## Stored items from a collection
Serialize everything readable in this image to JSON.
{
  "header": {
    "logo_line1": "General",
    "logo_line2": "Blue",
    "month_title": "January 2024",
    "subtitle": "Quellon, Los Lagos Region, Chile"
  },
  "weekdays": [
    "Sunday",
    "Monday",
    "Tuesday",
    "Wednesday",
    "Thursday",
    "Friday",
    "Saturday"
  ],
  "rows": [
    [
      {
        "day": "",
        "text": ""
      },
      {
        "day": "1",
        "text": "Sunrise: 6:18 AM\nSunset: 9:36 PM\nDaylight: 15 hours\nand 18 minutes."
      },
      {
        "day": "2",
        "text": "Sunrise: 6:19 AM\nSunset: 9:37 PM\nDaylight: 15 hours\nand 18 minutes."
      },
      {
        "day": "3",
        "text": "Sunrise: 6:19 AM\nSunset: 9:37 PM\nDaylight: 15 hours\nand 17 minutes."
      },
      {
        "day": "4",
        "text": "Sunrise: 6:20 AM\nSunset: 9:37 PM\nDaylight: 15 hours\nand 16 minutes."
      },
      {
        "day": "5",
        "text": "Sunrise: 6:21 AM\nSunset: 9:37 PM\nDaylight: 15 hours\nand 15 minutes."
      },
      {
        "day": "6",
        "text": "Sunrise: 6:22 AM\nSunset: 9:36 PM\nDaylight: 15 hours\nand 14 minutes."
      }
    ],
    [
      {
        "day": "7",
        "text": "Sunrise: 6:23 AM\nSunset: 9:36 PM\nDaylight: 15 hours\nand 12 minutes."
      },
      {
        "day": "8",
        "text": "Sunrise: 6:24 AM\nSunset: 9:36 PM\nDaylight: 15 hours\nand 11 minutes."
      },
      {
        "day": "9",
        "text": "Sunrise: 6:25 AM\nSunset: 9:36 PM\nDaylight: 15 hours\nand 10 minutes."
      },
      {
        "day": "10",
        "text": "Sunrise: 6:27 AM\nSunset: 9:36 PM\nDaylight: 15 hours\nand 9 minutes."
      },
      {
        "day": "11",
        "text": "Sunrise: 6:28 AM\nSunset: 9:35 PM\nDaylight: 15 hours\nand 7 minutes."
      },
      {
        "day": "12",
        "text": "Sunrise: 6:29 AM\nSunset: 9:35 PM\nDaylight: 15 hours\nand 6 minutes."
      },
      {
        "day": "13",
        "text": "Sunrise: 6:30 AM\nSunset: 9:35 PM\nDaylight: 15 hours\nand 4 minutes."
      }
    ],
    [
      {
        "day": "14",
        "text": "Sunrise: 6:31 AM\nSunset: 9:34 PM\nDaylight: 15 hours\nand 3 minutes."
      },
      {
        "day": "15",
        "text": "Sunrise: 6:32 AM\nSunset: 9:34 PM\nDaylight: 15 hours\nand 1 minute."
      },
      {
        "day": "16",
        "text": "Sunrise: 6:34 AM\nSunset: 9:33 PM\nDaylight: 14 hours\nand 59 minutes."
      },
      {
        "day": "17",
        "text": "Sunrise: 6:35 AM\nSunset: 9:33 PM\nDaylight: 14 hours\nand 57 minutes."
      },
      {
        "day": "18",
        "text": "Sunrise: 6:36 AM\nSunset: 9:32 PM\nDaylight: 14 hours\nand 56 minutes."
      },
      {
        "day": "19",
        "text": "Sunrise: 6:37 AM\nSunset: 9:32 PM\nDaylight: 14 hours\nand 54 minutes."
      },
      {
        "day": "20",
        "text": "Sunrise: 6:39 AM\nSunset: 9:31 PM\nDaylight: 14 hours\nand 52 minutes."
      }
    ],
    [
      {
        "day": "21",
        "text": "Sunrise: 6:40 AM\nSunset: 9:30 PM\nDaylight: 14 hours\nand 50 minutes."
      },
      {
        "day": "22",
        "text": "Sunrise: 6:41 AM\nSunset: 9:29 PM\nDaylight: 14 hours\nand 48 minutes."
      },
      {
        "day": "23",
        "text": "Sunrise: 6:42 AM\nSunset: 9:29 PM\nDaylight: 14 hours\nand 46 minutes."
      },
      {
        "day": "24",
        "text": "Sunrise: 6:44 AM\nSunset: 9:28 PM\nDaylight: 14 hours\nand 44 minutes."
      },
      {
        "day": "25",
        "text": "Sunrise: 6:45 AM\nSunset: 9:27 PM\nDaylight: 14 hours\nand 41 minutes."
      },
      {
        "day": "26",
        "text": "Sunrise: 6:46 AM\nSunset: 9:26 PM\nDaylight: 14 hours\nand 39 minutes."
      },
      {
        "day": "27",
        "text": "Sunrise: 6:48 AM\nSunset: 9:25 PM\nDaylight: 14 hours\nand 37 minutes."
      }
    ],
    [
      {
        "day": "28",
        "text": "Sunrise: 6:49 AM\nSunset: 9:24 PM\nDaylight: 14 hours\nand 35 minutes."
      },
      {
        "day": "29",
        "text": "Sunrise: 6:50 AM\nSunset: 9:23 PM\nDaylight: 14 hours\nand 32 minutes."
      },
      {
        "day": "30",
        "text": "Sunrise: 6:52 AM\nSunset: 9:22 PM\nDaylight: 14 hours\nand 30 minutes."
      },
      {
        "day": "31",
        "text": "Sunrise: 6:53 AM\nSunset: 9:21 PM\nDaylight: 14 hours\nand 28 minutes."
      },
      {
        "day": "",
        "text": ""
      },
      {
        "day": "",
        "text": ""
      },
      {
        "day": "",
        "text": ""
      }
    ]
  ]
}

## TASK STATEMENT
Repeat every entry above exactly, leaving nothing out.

## WRITTEN SOLUTION
Serialize everything readable in this image to JSON.
{
  "header": {
    "logo_line1": "General",
    "logo_line2": "Blue",
    "month_title": "January 2024",
    "subtitle": "Quellon, Los Lagos Region, Chile"
  },
  "weekdays": [
    "Sunday",
    "Monday",
    "Tuesday",
    "Wednesday",
    "Thursday",
    "Friday",
    "Saturday"
  ],
  "rows": [
    [
      {
        "day": "",
        "text": ""
      },
      {
        "day": "1",
        "text": "Sunrise: 6:18 AM\nSunset: 9:36 PM\nDaylight: 15 hours\nand 18 minutes."
      },
      {
        "day": "2",
        "text": "Sunrise: 6:19 AM\nSunset: 9:37 PM\nDaylight: 15 hours\nand 18 minutes."
      },
      {
        "day": "3",
        "text": "Sunrise: 6:19 AM\nSunset: 9:37 PM\nDaylight: 15 hours\nand 17 minutes."
      },
      {
        "day": "4",
        "text": "Sunrise: 6:20 AM\nSunset: 9:37 PM\nDaylight: 15 hours\nand 16 minutes."
      },
      {
        "day": "5",
        "text": "Sunrise: 6:21 AM\nSunset: 9:37 PM\nDaylight: 15 hours\nand 15 minutes."
      },
      {
        "day": "6",
        "text": "Sunrise: 6:22 AM\nSunset: 9:36 PM\nDaylight: 15 hours\nand 14 minutes."
      }
    ],
    [
      {
        "day": "7",
        "text": "Sunrise: 6:23 AM\nSunset: 9:36 PM\nDaylight: 15 hours\nand 12 minutes."
      },
      {
        "day": "8",
        "text": "Sunrise: 6:24 AM\nSunset: 9:36 PM\nDaylight: 15 hours\nand 11 minutes."
      },
      {
        "day": "9",
        "text": "Sunrise: 6:25 AM\nSunset: 9:36 PM\nDaylight: 15 hours\nand 10 minutes."
      },
      {
        "day": "10",
        "text": "Sunrise: 6:27 AM\nSunset: 9:36 PM\nDaylight: 15 hours\nand 9 minutes."
      },
      {
        "day": "11",
        "text": "Sunrise: 6:28 AM\nSunset: 9:35 PM\nDaylight: 15 hours\nand 7 minutes."
      },
      {
        "day": "12",
        "text": "Sunrise: 6:29 AM\nSunset: 9:35 PM\nDaylight: 15 hours\nand 6 minutes."
      },
      {
        "day": "13",
        "text": "Sunrise: 6:30 AM\nSunset: 9:35 PM\nDaylight: 15 hours\nand 4 minutes."
      }
    ],
    [
      {
        "day": "14",
        "text": "Sunrise: 6:31 AM\nSunset: 9:34 PM\nDaylight: 15 hours\nand 3 minutes."
      },
      {
        "day": "15",
        "text": "Sunrise: 6:32 AM\nSunset: 9:34 PM\nDaylight: 15 hours\nand 1 minute."
      },
      {
        "day": "16",
        "text": "Sunrise: 6:34 AM\nSunset: 9:33 PM\nDaylight: 14 hours\nand 59 minutes."
      },
      {
        "day": "17",
        "text": "Sunrise: 6:35 AM\nSunset: 9:33 PM\nDaylight: 14 hours\nand 57 minutes."
      },
      {
        "day": "18",
        "text": "Sunrise: 6:36 AM\nSunset: 9:32 PM\nDaylight: 14 hours\nand 56 minutes."
      },
      {
        "day": "19",
        "text": "Sunrise: 6:37 AM\nSunset: 9:32 PM\nDaylight: 14 hours\nand 54 minutes."
      },
      {
        "day": "20",
        "text": "Sunrise: 6:39 AM\nSunset: 9:31 PM\nDaylight: 14 hours\nand 52 minutes."
      }
    ],
    [
      {
        "day": "21",
        "text": "Sunrise: 6:40 AM\nSunset: 9:30 PM\nDaylight: 14 hours\nand 50 minutes."
      },
      {
        "day": "22",
        "text": "Sunrise: 6:41 AM\nSunset: 9:29 PM\nDaylight: 14 hours\nand 48 minutes."
      },
      {
        "day": "23",
        "text": "Sunrise: 6:42 AM\nSunset: 9:29 PM\nDaylight: 14 hours\nand 46 minutes."
      },
      {
        "day": "24",
        "text": "Sunrise: 6:44 AM\nSunset: 9:28 PM\nDaylight: 14 hours\nand 44 minutes."
      },
      {
        "day": "25",
        "text": "Sunrise: 6:45 AM\nSunset: 9:27 PM\nDaylight: 14 hours\nand 41 minutes."
      },
      {
        "day": "26",
        "text": "Sunrise: 6:46 AM\nSunset: 9:26 PM\nDaylight: 14 hours\nand 39 minutes."
      },
      {
        "day": "27",
        "text": "Sunrise: 6:48 AM\nSunset: 9:25 PM\nDaylight: 14 hours\nand 37 minutes."
      }
    ],
    [
      {
        "day": "28",
        "text": "Sunrise: 6:49 AM\nSunset: 9:24 PM\nDaylight: 14 hours\nand 35 minutes."
      },
      {
        "day": "29",
        "text": "Sunrise: 6:50 AM\nSunset: 9:23 PM\nDaylight: 14 hours\nand 32 minutes."
      },
      {
        "day": "30",
        "text": "Sunrise: 6:52 AM\nSunset: 9:22 PM\nDaylight: 14 hours\nand 30 minutes."
      },
      {
        "day": "31",
        "text": "Sunrise: 6:53 AM\nSunset: 9:21 PM\nDaylight: 14 hours\nand 28 minutes."
      },
      {
        "day": "",
        "text": ""
      },
      {
        "day": "",
        "text": ""
      },
      {
        "day": "",
        "text": ""
      }
    ]
  ]
}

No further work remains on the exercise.